My greatest challenge was creating relationships with the people in my program. I am someone who has to get to know people a bit before I become completely comfortable with them. Since I was only there for a month with everyone, I was not able to form these tight relationships that I saw others forming. I feel like it is a social standard that you become best friends with someone while you are abroad; you guys become so close that you can’t think about not seeing them ever again. Sure, this upset me, but I did not let it ruin my experience in a beautiful city and country.

What do you know now that you didn’t know before about Alicante?

Alicante is not the city people think about when they think of Spain. They think of Madrid or Barcelona, the two biggest cities. I wanted to have a different experience than this. So, in all reality, I did not know much about Alicante before I went, other than the fact that it was a coastal town right on the Mediterranean Sea. I know now that Alicante is much more than just a beach town. It has great culture and history, which can be seen through all the festivals during Hogueras and the important places all over the city like the Castillo de Santa Barbara. Though this is a tourist attraction, it was totally worth seeing and learning about; it truly showed all the deep history the city had.

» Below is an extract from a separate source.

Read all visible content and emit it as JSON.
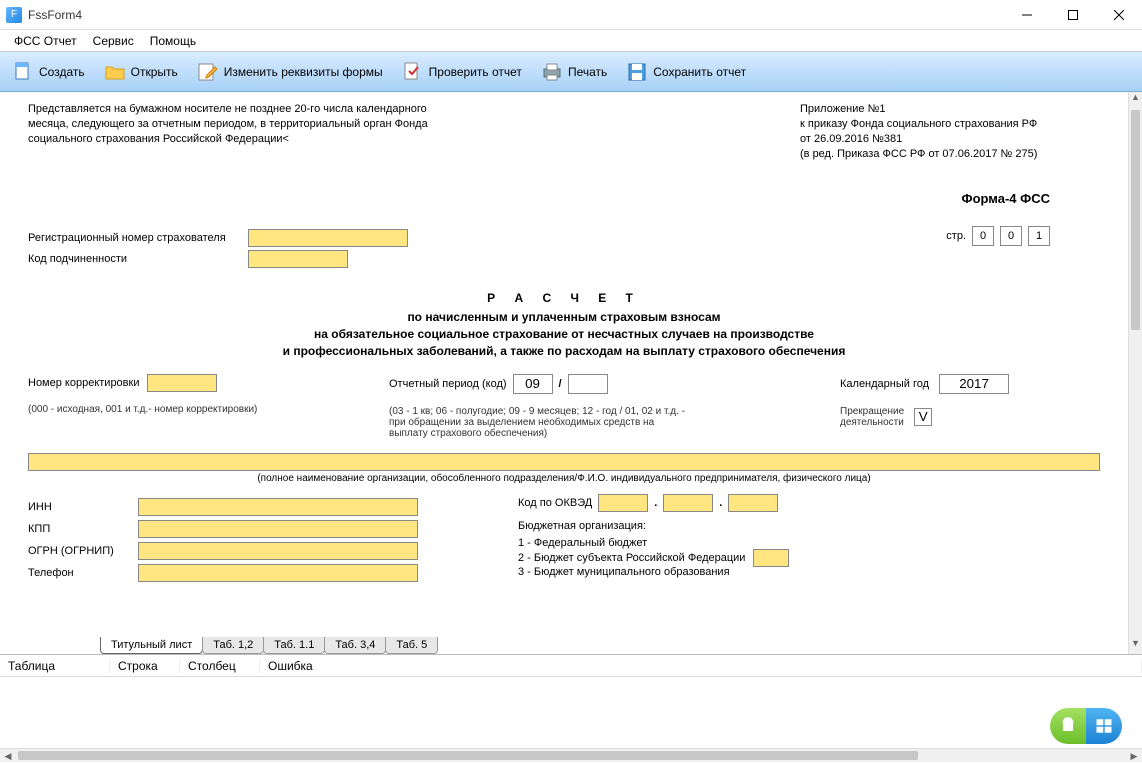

Michaela Donnelly in Spain
Michaela Donnelly in Spain

What did you learn about Alicante that you think people would be surprised to learn?

Though it is not shocking due to its location on the Mediterranean, Alicante is a place full of immigrants. There were all kinds of restaurants and stands selling different cultural things from other countries. Alicante is also a place that has had open arms for refugees from Ukraine. The tattoo artist that gave me my tattoo while I was there was from Ukraine, actually. This aspect of the city made me feel at home. Philadelphia is a place filled with many cultures so it was cool to experience that while in another country.

Why would you encourage others to study abroad in Alicante?

If you are looking into having a Spanish experience that is similar yet different in many ways to that of one in a larger Spanish city (Madrid for example), then I would highly recommend Alicante. It is just big enough and has enough to do to feel like a large city, yet small enough to feel like home you could get used to.